Our hats are off to Senator Russ Feingold (D-WI) and Representative Ed Markey (D-MA) for sending a letter today to President Obama asking that he increase the dismantlement rate of retired nuclear weapons. This is an issue we raised in our recent op-ed published in The Hill. The 39 percent decrease in dismantlement of retired weapons in Obama's FY 2011 budget will exacerbate the growing backlog of thousands of nuclear warheads in the dismantlement queue and raises concerns about security. A number of our most secure military storage bunkers are filling up fast. For example, the Air Force's most secure facility, the Kirtland Underground Munitions Storage Complex, is virtually full. As more warheads are likely to be retired as a result of the new START treaty and the Nuclear Posture Review, it's not clear that there are adequate secure storage facilities for these excess warheads. Until the retired weapons are dismantled, they could still be used by the U.S. (or terrorists), sending a mixed message to the nations of the world.
We were encouraged to read in the letter that NNSA informed the Members that with increased funding, the Pantex Plant could increase the dismantlement rate by 50 percent without building any new facilities.
Announcing an increase in the dismantlement rate would be a great way for President Obama to generate some momentum for the Global Nuclear Security Summit that he is convening next week for 40 other nations. (POGO is part of the Fissile Materials Working Group, a bipartisan group of the leading experts working on this issue, which is convening a non-governmental summit the day before, on April 12, 2010, to bring together leading international NGOs, nuclear industry representatives, the media, and other relevant parties to discuss the nuclear security agenda.)

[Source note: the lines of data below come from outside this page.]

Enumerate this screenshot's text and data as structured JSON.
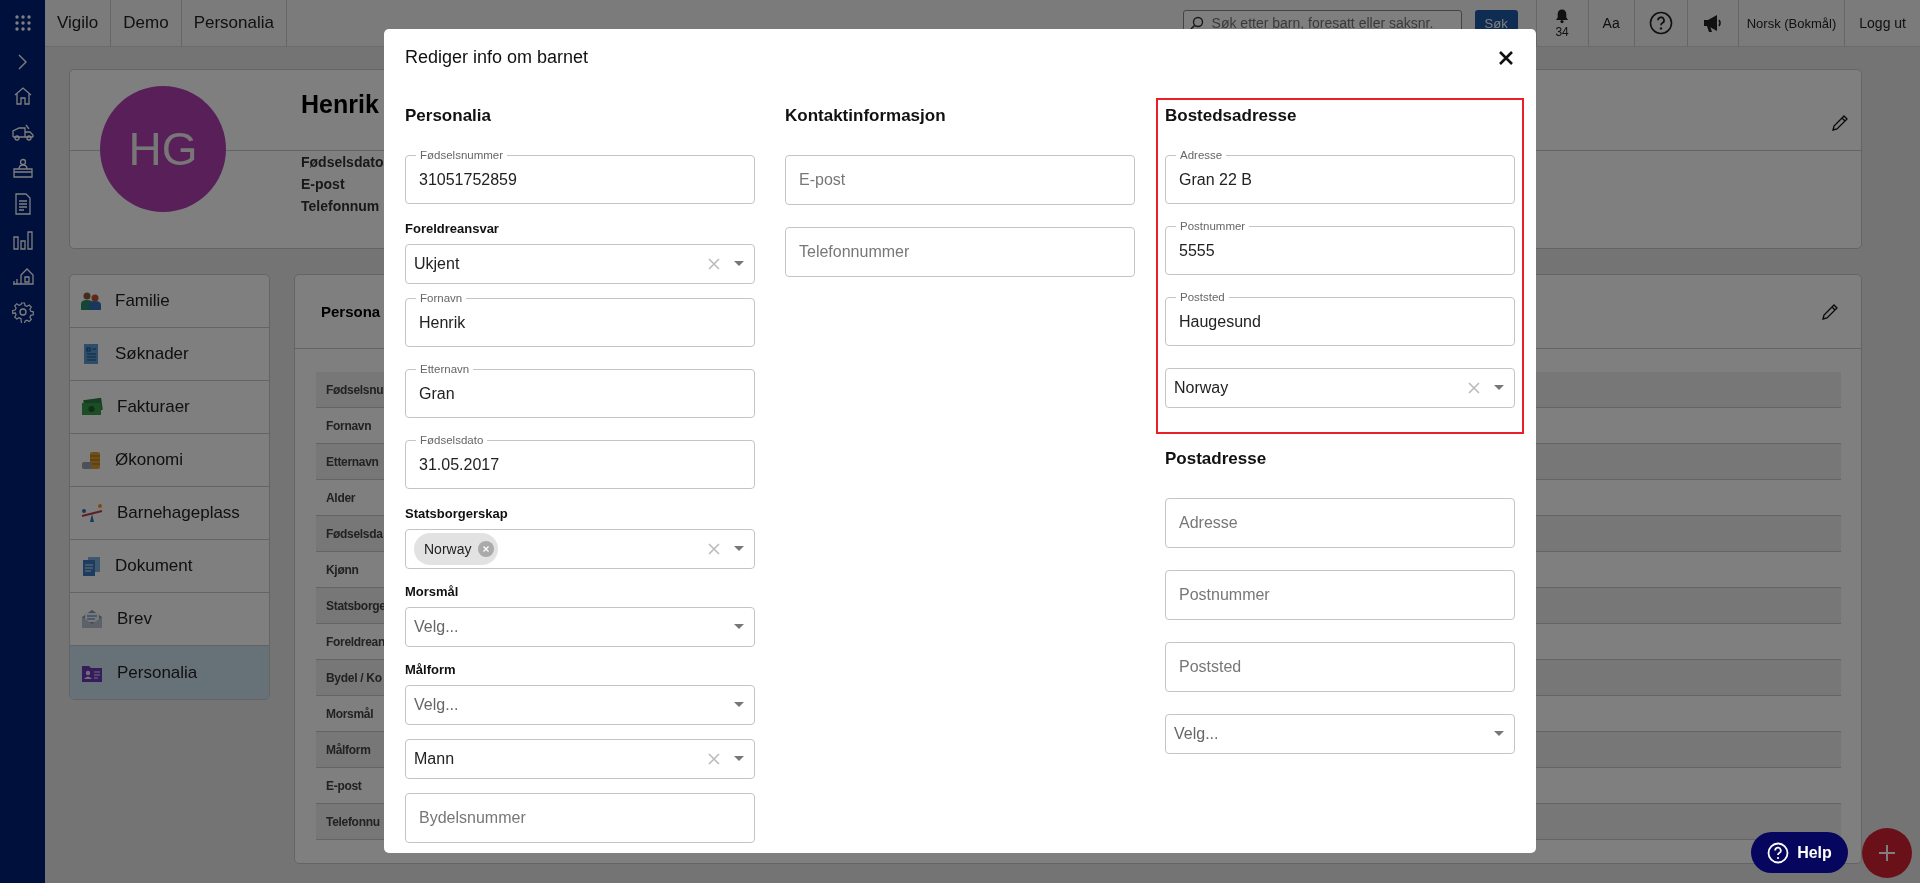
{
  "topbar": {
    "breadcrumb": [
      {
        "label": "Vigilo"
      },
      {
        "label": "Demo"
      },
      {
        "label": "Personalia"
      }
    ],
    "search": {
      "placeholder": "Søk etter barn, foresatt eller saksnr."
    },
    "search_button": "Søk",
    "notification_count": "34",
    "text_size_button": "Aa",
    "language": "Norsk (Bokmål)",
    "logout": "Logg ut"
  },
  "profile": {
    "initials": "HG",
    "name": "Henrik",
    "fields": [
      "Fødselsdato",
      "E-post",
      "Telefonnum"
    ]
  },
  "menu": [
    {
      "label": "Familie",
      "selected": false
    },
    {
      "label": "Søknader",
      "selected": false
    },
    {
      "label": "Fakturaer",
      "selected": false
    },
    {
      "label": "Økonomi",
      "selected": false
    },
    {
      "label": "Barnehageplass",
      "selected": false
    },
    {
      "label": "Dokument",
      "selected": false
    },
    {
      "label": "Brev",
      "selected": false
    },
    {
      "label": "Personalia",
      "selected": true
    }
  ],
  "details": {
    "title": "Persona",
    "rows": [
      "Fødselsnu",
      "Fornavn",
      "Etternavn",
      "Alder",
      "Fødselsda",
      "Kjønn",
      "Statsborge",
      "Foreldrean",
      "Bydel / Ko",
      "Morsmål",
      "Målform",
      "E-post",
      "Telefonnu"
    ]
  },
  "modal": {
    "title": "Rediger info om barnet",
    "columns": [
      [
        {
          "heading": "Personalia",
          "highlighted": false,
          "items": [
            {
              "kind": "text",
              "label": "Fødselsnummer",
              "value": "31051752859"
            },
            {
              "kind": "caption",
              "text": "Foreldreansvar"
            },
            {
              "kind": "select",
              "value": "Ukjent",
              "clearable": true
            },
            {
              "kind": "text",
              "label": "Fornavn",
              "value": "Henrik"
            },
            {
              "kind": "text",
              "label": "Etternavn",
              "value": "Gran"
            },
            {
              "kind": "text",
              "label": "Fødselsdato",
              "value": "31.05.2017"
            },
            {
              "kind": "caption",
              "text": "Statsborgerskap"
            },
            {
              "kind": "select",
              "chips": [
                "Norway"
              ],
              "clearable": true
            },
            {
              "kind": "caption",
              "text": "Morsmål"
            },
            {
              "kind": "select",
              "placeholder": "Velg...",
              "clearable": false
            },
            {
              "kind": "caption",
              "text": "Målform"
            },
            {
              "kind": "select",
              "placeholder": "Velg...",
              "clearable": false
            },
            {
              "kind": "select",
              "value": "Mann",
              "clearable": true
            },
            {
              "kind": "text",
              "placeholder": "Bydelsnummer"
            }
          ]
        }
      ],
      [
        {
          "heading": "Kontaktinformasjon",
          "highlighted": false,
          "items": [
            {
              "kind": "text",
              "placeholder": "E-post"
            },
            {
              "kind": "text",
              "placeholder": "Telefonnummer"
            }
          ]
        }
      ],
      [
        {
          "heading": "Bostedsadresse",
          "highlighted": true,
          "items": [
            {
              "kind": "text",
              "label": "Adresse",
              "value": "Gran 22 B"
            },
            {
              "kind": "text",
              "label": "Postnummer",
              "value": "5555"
            },
            {
              "kind": "text",
              "label": "Poststed",
              "value": "Haugesund"
            },
            {
              "kind": "select",
              "value": "Norway",
              "clearable": true
            }
          ]
        },
        {
          "heading": "Postadresse",
          "highlighted": false,
          "items": [
            {
              "kind": "text",
              "placeholder": "Adresse"
            },
            {
              "kind": "text",
              "placeholder": "Postnummer"
            },
            {
              "kind": "text",
              "placeholder": "Poststed"
            },
            {
              "kind": "select",
              "placeholder": "Velg...",
              "clearable": false
            }
          ]
        }
      ]
    ]
  },
  "help_button": "Help"
}
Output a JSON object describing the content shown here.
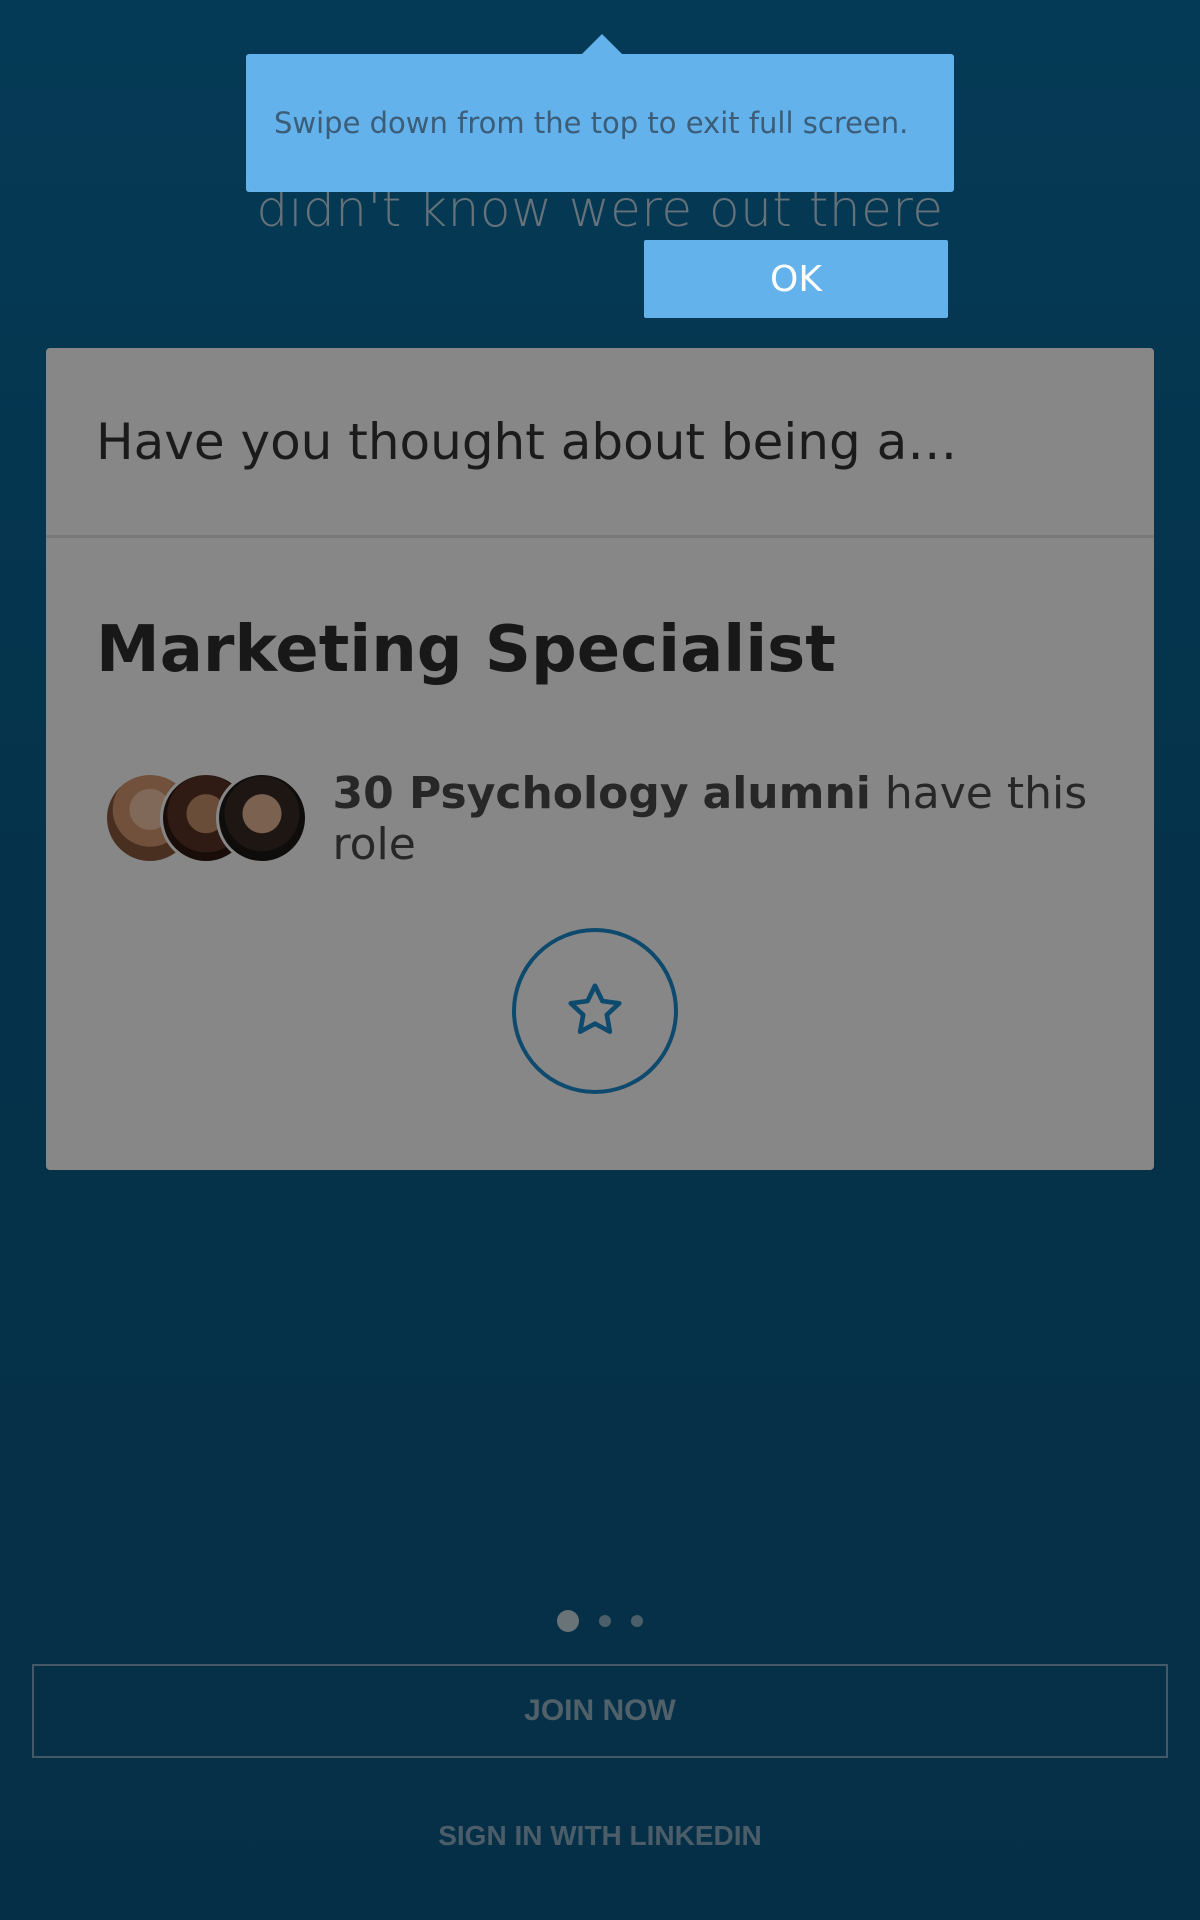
{
  "intro": {
    "headline": "didn't know were out there"
  },
  "card": {
    "question": "Have you thought about being a…",
    "role_title": "Marketing Specialist",
    "alumni": {
      "count_field": "30 Psychology",
      "bold_word": "alumni",
      "suffix": "have this role"
    },
    "avatar_icons": [
      "person-avatar",
      "person-avatar",
      "person-avatar"
    ],
    "star_icon": "star-outline-icon",
    "accent_color": "#1a8ccf"
  },
  "pager": {
    "total": 3,
    "active_index": 0
  },
  "actions": {
    "join_label": "JOIN NOW",
    "signin_label": "SIGN IN WITH LINKEDIN"
  },
  "tooltip": {
    "message": "Swipe down from the top to exit full screen.",
    "ok_label": "OK",
    "color": "#63b2ec"
  }
}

Our op-ed in The Hill also outlined some ideas for where Congress can find extra funding for dismantlement: by scrapping unnecessary big-ticket construction projects such as the Uranium Processing Facility (UPF) at Y-12 National Security Complex in Tennessee, which creates a long-term purpose for large stocks of highly enriched uranium (HEU). The justification for the facility is that it's needed to produce the HEU components of nuclear weapons, but this excuse is shoddy. There are thousands of perfectly good components in storage, and there is already space at Y-12 to build additional components after the stockpiled HEU is downblended.
-- Ingrid Drake